As far as I understand, the Israeli Internet association (ISOC-IL),
always sold domains with Israeli ccTLDs (.*.il),
whether directly or indirectly (through its representatives or through the representatives of domain-registrar companies supervised by it),
by unified price policy (I believe around 80 NIS per year),
with the virtue of first come, first served policy (FCFS | in Hebrew: כל הקודם זוכה).

So far I worked only with this authoritative body ISOC-IL, to register domains, but I feel I no longer want to keep work with it in general from various reasons.

When I visit well known international domain registrars such as godaddy and namecheap, I get entirely different prices for different domains;
That is to say, there seems to me to be no unity in pricing as opposed to the policies virtued by ISOC-IL.

Why aren't gTLD domains sold in a unified price?
or this is a false premise and they do, somewhere, or at least should be?


I seem to have had a mistake → in 2016 a "quiet" reform was made to stop ISOC-ILs direct domain registration as well as supervision of domain prices; since then, there was no maximal price and now every company can price a domain per algorithm (as common with international companies) so it could cost way more than 80 NIS for one year or 180 NIS for two years;
Yet, I am impressed most companies supervised by ISOC-IL have since kept pretty much the same prices to not upset regular customers.

1 Answer 1


Why aren't gTLD domains sold in a unified price?

Why should they? We live in a world where economy is bound by offers and demands, isn't it? So sellers are free to set their prices, and buyers are free to pay that price or not.

And your question could be for all TLDs, not just gTLDs.

Domains were free, back in the days, before the world wide web become famous and widespread and hence the whole Internet with it.

IANA delegates TLDs to relevant organizations: either countries for ccTLDs, or any organization having passed the ICANN programs to get a gTLD.

Each of these organizations is free to set the pricing policy it wants. In some ccTLDs the price is not the same depending on who is the registrant. In gTLDs, previous ICANN rules constrained the registries in price changes; but newer ones have lifted all of this, and you can find the latest case with the .ORG controversy.

Each TLD is run by its own organization with its own form (non profit or for profit), rules, constraints, objectives, etc. Of course there is some concentration, so some organizations now run multiple TLDs but even so they may consider it as separate business units that each needs to be profitable, irrespective to what other TLDs do.
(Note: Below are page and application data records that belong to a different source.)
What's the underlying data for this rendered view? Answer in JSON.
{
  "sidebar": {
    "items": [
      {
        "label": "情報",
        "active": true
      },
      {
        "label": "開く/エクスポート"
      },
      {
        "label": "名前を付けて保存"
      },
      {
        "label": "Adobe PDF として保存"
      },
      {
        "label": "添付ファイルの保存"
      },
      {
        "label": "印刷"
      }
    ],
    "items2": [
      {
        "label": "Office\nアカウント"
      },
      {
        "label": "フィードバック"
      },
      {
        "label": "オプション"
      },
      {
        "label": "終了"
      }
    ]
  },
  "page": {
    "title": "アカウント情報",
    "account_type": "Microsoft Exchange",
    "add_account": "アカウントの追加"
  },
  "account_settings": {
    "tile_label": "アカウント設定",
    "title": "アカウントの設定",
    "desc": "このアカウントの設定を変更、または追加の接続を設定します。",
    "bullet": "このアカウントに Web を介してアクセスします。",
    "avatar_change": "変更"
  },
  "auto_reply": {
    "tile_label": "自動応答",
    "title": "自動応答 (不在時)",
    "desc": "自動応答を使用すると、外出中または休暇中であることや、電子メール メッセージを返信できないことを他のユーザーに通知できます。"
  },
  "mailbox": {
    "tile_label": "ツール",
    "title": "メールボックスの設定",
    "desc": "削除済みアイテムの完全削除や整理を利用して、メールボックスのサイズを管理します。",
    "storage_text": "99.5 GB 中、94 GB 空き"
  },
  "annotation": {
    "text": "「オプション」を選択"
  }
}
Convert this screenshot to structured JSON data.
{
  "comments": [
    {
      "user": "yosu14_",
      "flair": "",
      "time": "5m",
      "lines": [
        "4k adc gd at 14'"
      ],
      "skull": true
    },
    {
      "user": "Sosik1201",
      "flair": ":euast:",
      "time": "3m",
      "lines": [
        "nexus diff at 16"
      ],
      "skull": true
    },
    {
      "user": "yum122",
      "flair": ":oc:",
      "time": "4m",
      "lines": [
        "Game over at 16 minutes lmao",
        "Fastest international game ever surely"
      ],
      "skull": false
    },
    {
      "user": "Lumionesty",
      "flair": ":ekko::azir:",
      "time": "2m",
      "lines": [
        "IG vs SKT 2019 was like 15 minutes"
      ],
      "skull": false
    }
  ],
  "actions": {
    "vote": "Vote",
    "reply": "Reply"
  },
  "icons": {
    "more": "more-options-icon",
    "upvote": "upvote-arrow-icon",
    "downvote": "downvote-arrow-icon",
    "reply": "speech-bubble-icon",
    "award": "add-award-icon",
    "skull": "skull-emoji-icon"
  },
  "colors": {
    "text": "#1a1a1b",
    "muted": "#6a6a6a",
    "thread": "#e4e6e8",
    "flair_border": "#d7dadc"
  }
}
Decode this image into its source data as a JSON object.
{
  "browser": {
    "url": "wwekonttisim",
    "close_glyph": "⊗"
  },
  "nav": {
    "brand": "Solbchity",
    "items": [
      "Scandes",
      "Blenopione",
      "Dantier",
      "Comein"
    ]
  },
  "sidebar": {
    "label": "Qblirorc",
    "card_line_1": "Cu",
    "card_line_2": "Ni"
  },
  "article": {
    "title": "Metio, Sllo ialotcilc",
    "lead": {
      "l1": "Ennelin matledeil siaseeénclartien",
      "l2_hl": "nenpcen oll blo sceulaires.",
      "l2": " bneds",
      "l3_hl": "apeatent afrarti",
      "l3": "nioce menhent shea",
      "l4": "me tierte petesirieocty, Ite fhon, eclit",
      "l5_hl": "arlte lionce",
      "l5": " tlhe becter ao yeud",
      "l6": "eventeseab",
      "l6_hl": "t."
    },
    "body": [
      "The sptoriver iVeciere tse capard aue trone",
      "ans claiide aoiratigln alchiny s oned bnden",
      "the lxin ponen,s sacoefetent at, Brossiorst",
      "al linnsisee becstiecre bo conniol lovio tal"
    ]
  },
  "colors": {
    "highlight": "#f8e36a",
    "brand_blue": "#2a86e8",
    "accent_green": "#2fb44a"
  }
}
In ccTLDs, some organizations are under contract with the respective government and then has such constraints as having to pay the government yearly some amount of money, or as being forced to run the business on a cost basis, without profit and hence adjusting prices each year (normally only going down, as more domains should mean a lower cost per domain as the total costs vary little with the total number of domains in the TLD)

Also in most TLDs, but not all; the registry does not sell directly to end customers, but only to registrars. That price is fixed, and can just vary sometimes if the registry does some promotions that can impact some registrars and not others. Then registrars are free to put whatever margin they want on top of it, based on their business model. Some, like a famous CDN recently, claimed they want to offer all TLDs at cost, without margin for them; of course it just means they will earn money through other services and packages bound to the domain.

It seems to me you didn't recall that even in a given single TLD, not all domain names may have the same cost; Either depending on when they are registered (during EAP at the start of a TLD life, domains cost more), or because of their content (many gTLDs have premiums domain names, again because of offer and demand situation, some names are considered by registry as having more value and hence cost more; and those prices can change during time, or new names becoming premium or leaving premium state, etc.)

  • Very good answer.
    – rockower
    Commented Dec 23, 2019 at 16:25

Your Answer

By clicking “Post Your Answer”, you agree to our terms of service and acknowledge you have read our privacy policy.